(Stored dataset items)
────

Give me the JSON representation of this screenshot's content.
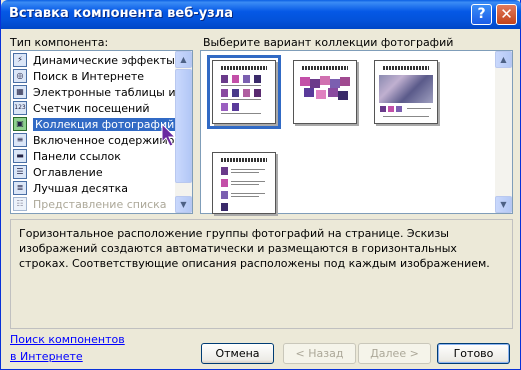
{
  "window": {
    "title": "Вставка компонента веб-узла",
    "help_label": "?",
    "close_label": "✕"
  },
  "left": {
    "label": "Тип компонента:",
    "items": [
      {
        "label": "Динамические эффекты",
        "icon": "dynamic-effects-icon",
        "glyph": "⚡"
      },
      {
        "label": "Поиск в Интернете",
        "icon": "web-search-icon",
        "glyph": "◎"
      },
      {
        "label": "Электронные таблицы и ди",
        "icon": "spreadsheet-icon",
        "glyph": "▦"
      },
      {
        "label": "Счетчик посещений",
        "icon": "hit-counter-icon",
        "glyph": "123"
      },
      {
        "label": "Коллекция фотографий",
        "icon": "photo-gallery-icon",
        "glyph": "▣"
      },
      {
        "label": "Включенное содержимое",
        "icon": "included-content-icon",
        "glyph": "≡"
      },
      {
        "label": "Панели ссылок",
        "icon": "link-bar-icon",
        "glyph": "▬"
      },
      {
        "label": "Оглавление",
        "icon": "table-of-contents-icon",
        "glyph": "☰"
      },
      {
        "label": "Лучшая десятка",
        "icon": "top-ten-icon",
        "glyph": "≣"
      },
      {
        "label": "Представление списка",
        "icon": "list-view-icon",
        "glyph": "☷"
      }
    ],
    "selected": "Коллекция фотографий",
    "disabled": "Представление списка"
  },
  "right": {
    "label": "Выберите вариант коллекции фотографий"
  },
  "description": "Горизонтальное расположение группы фотографий на странице. Эскизы изображений создаются автоматически и размещаются в горизонтальных строках. Соответствующие описания расположены под каждым изображением.",
  "find_link": {
    "line1": "Поиск компонентов",
    "line2": "в Интернете"
  },
  "buttons": {
    "cancel": "Отмена",
    "back": "< Назад",
    "next": "Далее >",
    "finish": "Готово"
  },
  "colors": {
    "selection": "#316ac5",
    "titlebar": "#0558e6",
    "dialog_bg": "#ece9d8",
    "link": "#0000ff"
  }
}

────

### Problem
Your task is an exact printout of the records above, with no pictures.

### Response below
Give me the JSON representation of this screenshot's content.
{
  "window": {
    "title": "Вставка компонента веб-узла",
    "help_label": "?",
    "close_label": "✕"
  },
  "left": {
    "label": "Тип компонента:",
    "items": [
      {
        "label": "Динамические эффекты",
        "icon": "dynamic-effects-icon",
        "glyph": "⚡"
      },
      {
        "label": "Поиск в Интернете",
        "icon": "web-search-icon",
        "glyph": "◎"
      },
      {
        "label": "Электронные таблицы и ди",
        "icon": "spreadsheet-icon",
        "glyph": "▦"
      },
      {
        "label": "Счетчик посещений",
        "icon": "hit-counter-icon",
        "glyph": "123"
      },
      {
        "label": "Коллекция фотографий",
        "icon": "photo-gallery-icon",
        "glyph": "▣"
      },
      {
        "label": "Включенное содержимое",
        "icon": "included-content-icon",
        "glyph": "≡"
      },
      {
        "label": "Панели ссылок",
        "icon": "link-bar-icon",
        "glyph": "▬"
      },
      {
        "label": "Оглавление",
        "icon": "table-of-contents-icon",
        "glyph": "☰"
      },
      {
        "label": "Лучшая десятка",
        "icon": "top-ten-icon",
        "glyph": "≣"
      },
      {
        "label": "Представление списка",
        "icon": "list-view-icon",
        "glyph": "☷"
      }
    ],
    "selected": "Коллекция фотографий",
    "disabled": "Представление списка"
  },
  "right": {
    "label": "Выберите вариант коллекции фотографий"
  },
  "description": "Горизонтальное расположение группы фотографий на странице. Эскизы изображений создаются автоматически и размещаются в горизонтальных строках. Соответствующие описания расположены под каждым изображением.",
  "find_link": {
    "line1": "Поиск компонентов",
    "line2": "в Интернете"
  },
  "buttons": {
    "cancel": "Отмена",
    "back": "< Назад",
    "next": "Далее >",
    "finish": "Готово"
  },
  "colors": {
    "selection": "#316ac5",
    "titlebar": "#0558e6",
    "dialog_bg": "#ece9d8",
    "link": "#0000ff"
  }
}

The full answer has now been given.